§ DATA SUPPLIED:
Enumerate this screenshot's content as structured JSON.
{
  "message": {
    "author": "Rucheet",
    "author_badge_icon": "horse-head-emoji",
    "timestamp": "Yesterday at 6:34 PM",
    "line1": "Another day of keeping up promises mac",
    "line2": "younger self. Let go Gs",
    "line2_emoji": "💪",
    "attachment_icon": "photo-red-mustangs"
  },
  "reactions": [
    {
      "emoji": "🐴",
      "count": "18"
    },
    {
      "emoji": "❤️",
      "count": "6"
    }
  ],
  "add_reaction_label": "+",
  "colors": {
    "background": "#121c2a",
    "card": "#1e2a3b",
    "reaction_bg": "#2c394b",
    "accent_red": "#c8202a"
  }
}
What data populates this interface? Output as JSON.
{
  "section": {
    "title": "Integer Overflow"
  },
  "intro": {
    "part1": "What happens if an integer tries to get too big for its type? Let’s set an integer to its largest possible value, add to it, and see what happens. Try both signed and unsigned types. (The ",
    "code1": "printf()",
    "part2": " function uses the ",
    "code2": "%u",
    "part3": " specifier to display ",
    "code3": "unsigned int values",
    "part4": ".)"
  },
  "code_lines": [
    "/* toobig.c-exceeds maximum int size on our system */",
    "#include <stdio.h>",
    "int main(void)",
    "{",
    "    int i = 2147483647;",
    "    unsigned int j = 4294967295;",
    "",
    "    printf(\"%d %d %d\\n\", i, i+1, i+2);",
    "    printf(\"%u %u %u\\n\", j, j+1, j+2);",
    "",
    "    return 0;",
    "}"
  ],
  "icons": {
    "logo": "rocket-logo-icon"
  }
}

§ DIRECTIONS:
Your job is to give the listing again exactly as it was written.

§ WRITTEN ANSWER:
Enumerate this screenshot's content as structured JSON.
{
  "message": {
    "author": "Rucheet",
    "author_badge_icon": "horse-head-emoji",
    "timestamp": "Yesterday at 6:34 PM",
    "line1": "Another day of keeping up promises mac",
    "line2": "younger self. Let go Gs",
    "line2_emoji": "💪",
    "attachment_icon": "photo-red-mustangs"
  },
  "reactions": [
    {
      "emoji": "🐴",
      "count": "18"
    },
    {
      "emoji": "❤️",
      "count": "6"
    }
  ],
  "add_reaction_label": "+",
  "colors": {
    "background": "#121c2a",
    "card": "#1e2a3b",
    "reaction_bg": "#2c394b",
    "accent_red": "#c8202a"
  }
}
What data populates this interface? Output as JSON.
{
  "section": {
    "title": "Integer Overflow"
  },
  "intro": {
    "part1": "What happens if an integer tries to get too big for its type? Let’s set an integer to its largest possible value, add to it, and see what happens. Try both signed and unsigned types. (The ",
    "code1": "printf()",
    "part2": " function uses the ",
    "code2": "%u",
    "part3": " specifier to display ",
    "code3": "unsigned int values",
    "part4": ".)"
  },
  "code_lines": [
    "/* toobig.c-exceeds maximum int size on our system */",
    "#include <stdio.h>",
    "int main(void)",
    "{",
    "    int i = 2147483647;",
    "    unsigned int j = 4294967295;",
    "",
    "    printf(\"%d %d %d\\n\", i, i+1, i+2);",
    "    printf(\"%u %u %u\\n\", j, j+1, j+2);",
    "",
    "    return 0;",
    "}"
  ],
  "icons": {
    "logo": "rocket-logo-icon"
  }
}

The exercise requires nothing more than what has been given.